¨  Set family rules about screen time. This can range from a max amount of hours each day to only having the password once homework and chores are done, etc.

¨  Have a rule of no screens in the bedrooms. This can protect from late night temptation to use devices and has been found in studies to help increase amount and quality of sleep.

¨  Place your computer in a common area in the house. Children are more likely to be careful of what they search if they know their parents could see it at any time.

¨  Engage them! Set aside time each week of no electronics and use that time to do family activities. When screen time is off limits, plan to connect and get to know your children better. It may sound harsh, but often families have screen time issues because the parents do not want to put down their devices. For these changes to really be effective, parents need these rules to apply to them as well.

¨  As the parent, monitor what games, apps, etc. are being played and downloaded. Go through their internet and app download history and talk through everything calmly even if it is negative.

¨  Know what your child is interested in so that you can be aware of what they are learning and doing.

¨  Teach tech-etiquette. For example, no phones at the dinner table or no phones when someone is talking to you or when in line at the store etc.

¨  Create a calendar to teach balance. If their calendar shows an excess of technology use (don’t count homework time against them if they are truly using it for homework), then help them get their calendar into a better balance.

¨  Talk to your children. The more they feel like they have your undivided attention, the less they may feel that they “need” technology.

¨  Stick to any rules you create!


¨ Talk to your children. Know them better than anyone else.

¨ Educate yourself on what is trending with kids so that you can better understand what they are viewing and why.

¨ Spend time with your children on the internet and have them teach you what they like to search and what websites they like to use the most.

¨ Utilize parental control/monitoring apps so that you know what they are downloading or searching for and can address any concerns with them.

¨ Tools/apps that parents have found successful are:


Circle with Disney

Luma (

Starry Station


¨ Keep the app password for their phones a secret so that they have to come to you before they can down-load any new apps to their phone.

¨ Install protective software for blocking, monitoring or filtering websites.

¨ Know all of your children’s passwords for email and social networking sites  and remind them that you will periodically log in and check what they are doing.

¨  Give guidelines for what type of info should never be given out over Social Net Work Sites like addresses, social security numbers and credit card numbers.

¨ Teach your child how to use secure settings so that they are better protected from online predators.

¨ Remind teens that they never have to do what an online person is telling them to do- like give out personl information or meet them somewhere or send them pictures. They can 100% always log off or block that person.

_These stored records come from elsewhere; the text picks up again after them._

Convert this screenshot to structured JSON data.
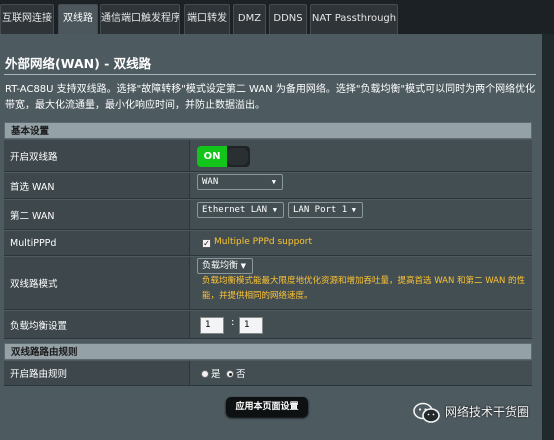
{
  "tabs": [
    {
      "label": "互联网连接"
    },
    {
      "label": "双线路"
    },
    {
      "label": "通信端口触发程序"
    },
    {
      "label": "端口转发"
    },
    {
      "label": "DMZ"
    },
    {
      "label": "DDNS"
    },
    {
      "label": "NAT Passthrough"
    }
  ],
  "page": {
    "title": "外部网络(WAN) - 双线路",
    "description": "RT-AC88U 支持双线路。选择\"故障转移\"模式设定第二 WAN 为备用网络。选择\"负载均衡\"模式可以同时为两个网络优化带宽，最大化流通量，最小化响应时间，并防止数据溢出。"
  },
  "basic": {
    "header": "基本设置",
    "dual_wan": {
      "label": "开启双线路",
      "toggle_text": "ON"
    },
    "primary_wan": {
      "label": "首选 WAN",
      "value": "WAN"
    },
    "secondary_wan": {
      "label": "第二 WAN",
      "value": "Ethernet LAN",
      "port": "LAN Port 1"
    },
    "multippp": {
      "label": "MultiPPPd",
      "checkbox_label": "Multiple PPPd support"
    },
    "mode": {
      "label": "双线路模式",
      "value": "负载均衡",
      "hint": "负载均衡模式能最大限度地优化资源和增加吞吐量，提高首选 WAN 和第二 WAN 的性能，并提供相同的网络速度。"
    },
    "ratio": {
      "label": "负载均衡设置",
      "left": "1",
      "sep": ":",
      "right": "1"
    }
  },
  "routing": {
    "header": "双线路路由规则",
    "enable": {
      "label": "开启路由规则",
      "yes": "是",
      "no": "否"
    }
  },
  "apply_label": "应用本页面设置",
  "watermark": "网络技术干货圈",
  "colors": {
    "accent_green": "#13c51b",
    "hint_yellow": "#fcc333",
    "panel": "#4d5a60"
  }
}
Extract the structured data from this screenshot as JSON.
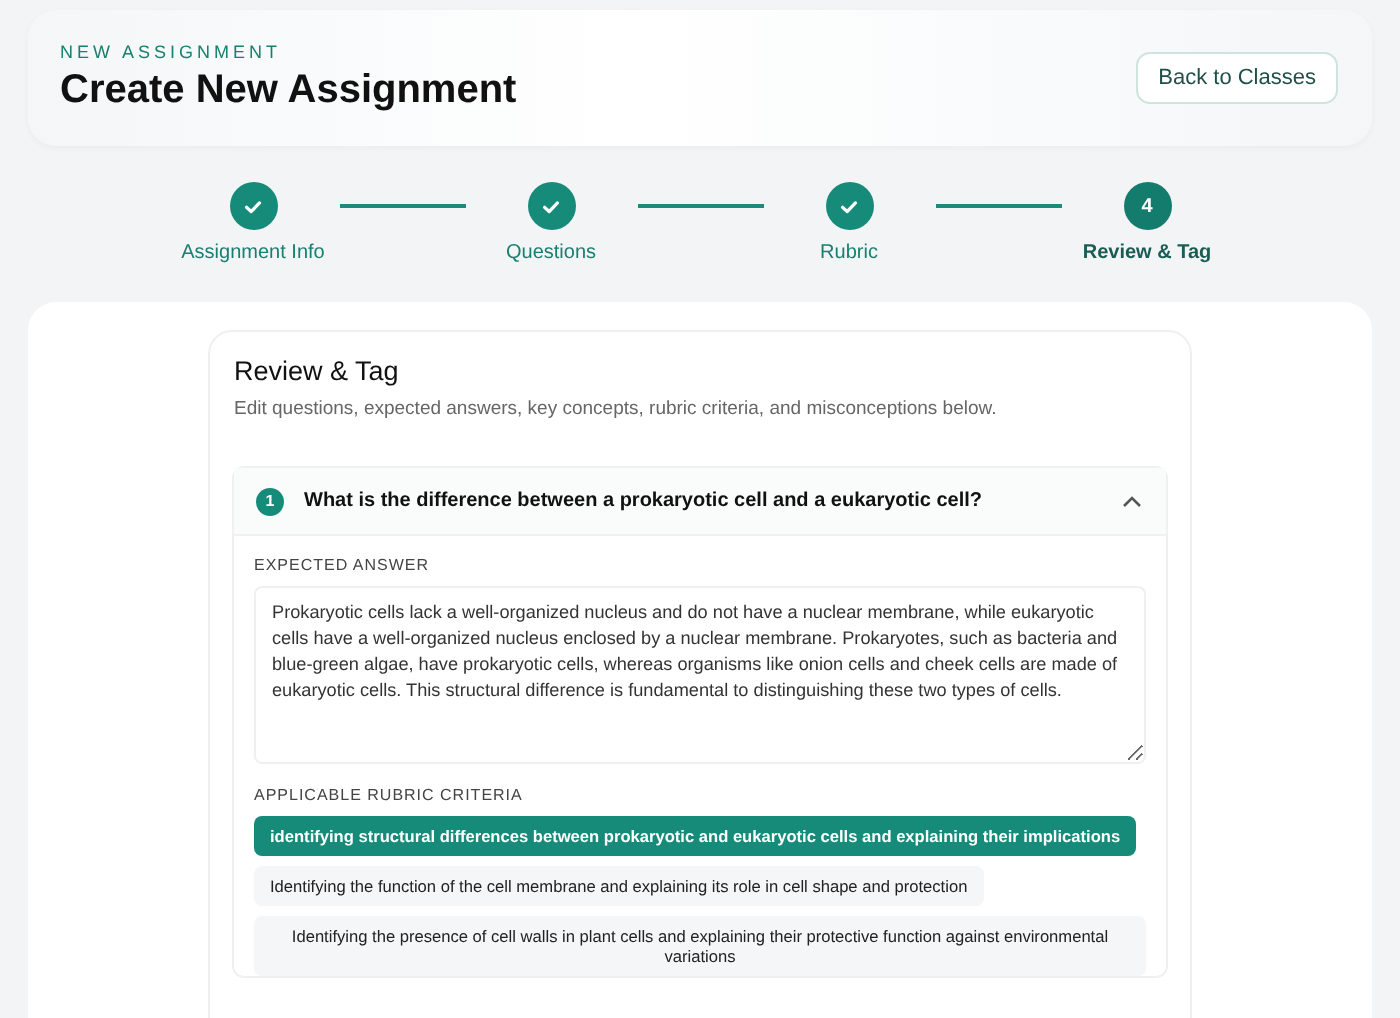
{
  "header": {
    "eyebrow": "NEW ASSIGNMENT",
    "title": "Create New Assignment",
    "back_button": "Back to Classes"
  },
  "steps": [
    {
      "label": "Assignment Info",
      "completed": true,
      "selected": false
    },
    {
      "label": "Questions",
      "completed": true,
      "selected": false
    },
    {
      "label": "Rubric",
      "completed": true,
      "selected": false
    },
    {
      "number": "4",
      "label": "Review & Tag",
      "completed": false,
      "selected": true
    }
  ],
  "review": {
    "title": "Review & Tag",
    "subtitle": "Edit questions, expected answers, key concepts, rubric criteria, and misconceptions below.",
    "questions": [
      {
        "number": "1",
        "text": "What is the difference between a prokaryotic cell and a eukaryotic cell?",
        "expanded": true,
        "expected_answer_label": "EXPECTED ANSWER",
        "expected_answer": "Prokaryotic cells lack a well-organized nucleus and do not have a nuclear membrane, while eukaryotic cells have a well-organized nucleus enclosed by a nuclear membrane. Prokaryotes, such as bacteria and blue-green algae, have prokaryotic cells, whereas organisms like onion cells and cheek cells are made of eukaryotic cells. This structural difference is fundamental to distinguishing these two types of cells.",
        "criteria_label": "APPLICABLE RUBRIC CRITERIA",
        "criteria": [
          {
            "text": "identifying structural differences between prokaryotic and eukaryotic cells and explaining their implications",
            "selected": true
          },
          {
            "text": "Identifying the function of the cell membrane and explaining its role in cell shape and protection",
            "selected": false
          },
          {
            "text": "Identifying the presence of cell walls in plant cells and explaining their protective function against environmental variations",
            "selected": false
          }
        ]
      }
    ]
  }
}
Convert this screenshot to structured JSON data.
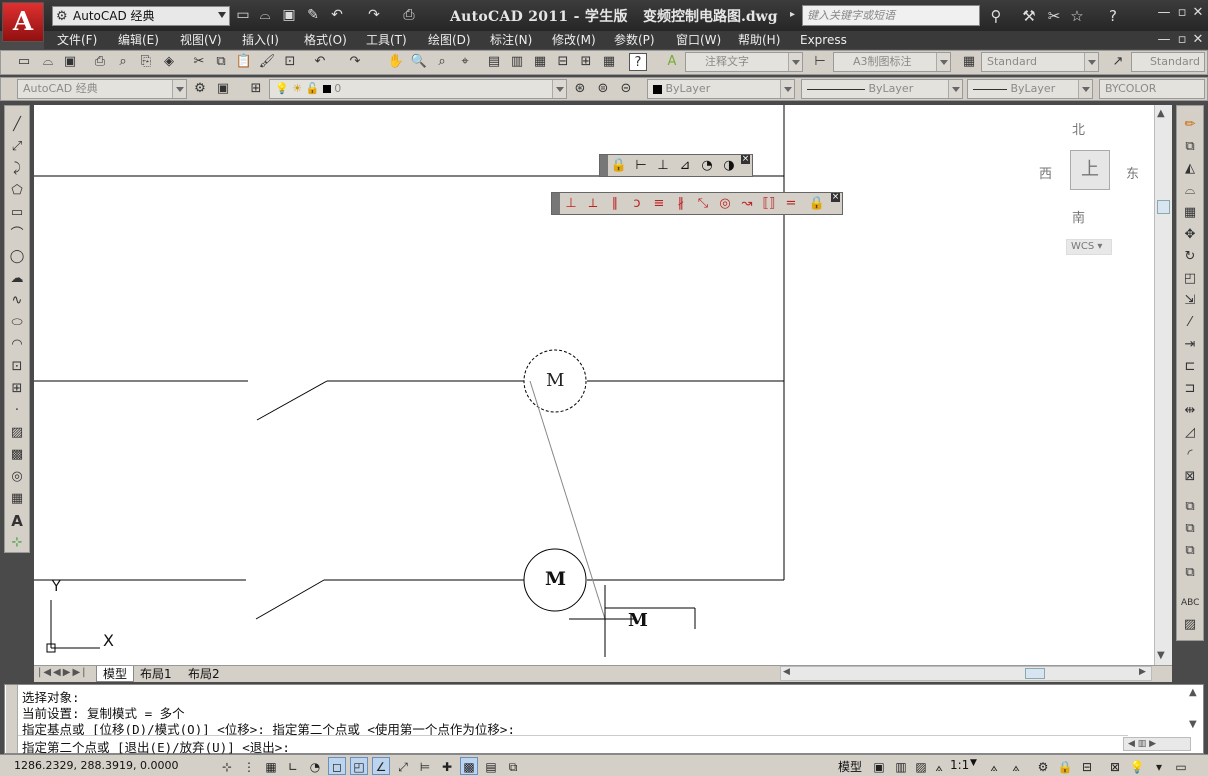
{
  "title": {
    "app": "AutoCAD 2011 - 学生版",
    "file": "变频控制电路图.dwg",
    "workspace": "AutoCAD 经典",
    "search_placeholder": "键入关键字或短语"
  },
  "menus": [
    "文件(F)",
    "编辑(E)",
    "视图(V)",
    "插入(I)",
    "格式(O)",
    "工具(T)",
    "绘图(D)",
    "标注(N)",
    "修改(M)",
    "参数(P)",
    "窗口(W)",
    "帮助(H)",
    "Express"
  ],
  "toolbar": {
    "text_style": "注释文字",
    "dim_style": "A3制图标注",
    "table_style": "Standard",
    "mleader_style": "Standard",
    "workspace_combo": "AutoCAD 经典",
    "layer": "0",
    "color": "ByLayer",
    "linetype": "ByLayer",
    "lineweight": "ByLayer",
    "plotstyle": "BYCOLOR"
  },
  "viewcube": {
    "north": "北",
    "south": "南",
    "east": "东",
    "west": "西",
    "face": "上",
    "wcs": "WCS"
  },
  "drawing": {
    "motor_label": "M",
    "ucs_x": "X",
    "ucs_y": "Y"
  },
  "tabs": [
    "模型",
    "布局1",
    "布局2"
  ],
  "command": {
    "lines": [
      "选择对象:",
      "当前设置:  复制模式 = 多个",
      "指定基点或 [位移(D)/模式(O)] <位移>: 指定第二个点或 <使用第一个点作为位移>:",
      "指定第二个点或 [退出(E)/放弃(U)] <退出>:"
    ]
  },
  "status": {
    "coords": "1286.2329, 288.3919, 0.0000",
    "model": "模型",
    "scale": "1:1"
  },
  "colors": {
    "titlebar": "#2e2e2e",
    "canvas": "#ffffff",
    "accent": "#c01818"
  }
}
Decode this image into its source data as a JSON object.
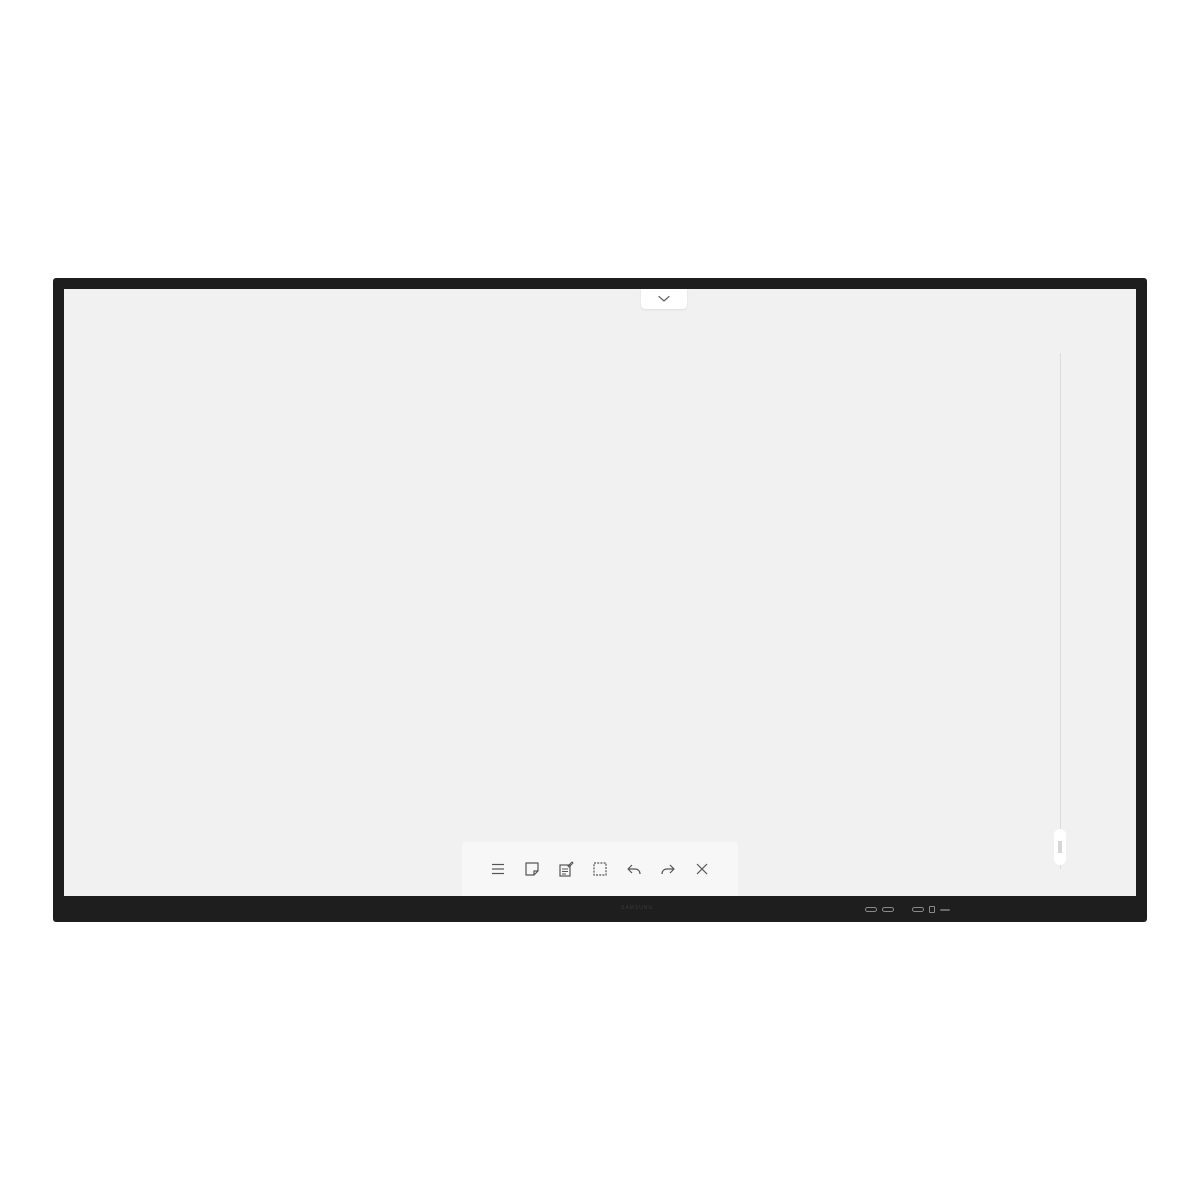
{
  "device": {
    "brand": "SAMSUNG"
  },
  "top_tab": {
    "icon": "chevron-down-icon"
  },
  "toolbar": {
    "tools": [
      {
        "name": "menu",
        "icon": "menu-icon"
      },
      {
        "name": "sticky-note",
        "icon": "sticky-note-icon"
      },
      {
        "name": "insert",
        "icon": "insert-document-icon"
      },
      {
        "name": "select",
        "icon": "select-area-icon"
      },
      {
        "name": "undo",
        "icon": "undo-icon"
      },
      {
        "name": "redo",
        "icon": "redo-icon"
      },
      {
        "name": "close",
        "icon": "close-icon"
      }
    ]
  },
  "side_panel": {
    "icon": "grip-handle-icon"
  },
  "colors": {
    "bezel": "#1e1e1e",
    "canvas": "#f1f1f1",
    "toolbar_bg": "#f7f7f7",
    "icon": "#555555"
  }
}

In closing, as parents are aware of the risks of technology it will provide protection for children. Be aware of any changes you may observe in your child’s mood or behavior. This could be an indication that they are on sites that are not healthy, are having to much screen time, or they have become a victim of cyber-bullying. Using the tools cited above, keeping communication open, and educating them on potential dangers will help to keep them safe. It is equally important to remember that there can be a healthy, educational, and fun side to technology. Parents can use technology as a tool to advance the relationship and connection with their children. The more we communicate with our children about appropriate internet use and give them ground rules within which to work, the more they will be able to flourish and use technology safely.

Developed by Jennifer Travis, LCSW, XXXXX, References: Colleen Gengler, University of Minnesota Extension;Pew Research Center: Internet, Sci-ence, and Tech;Tanya O’Daniel LCSW, PIP. APAC: Electronics and The Disconnected Child Webinar ;;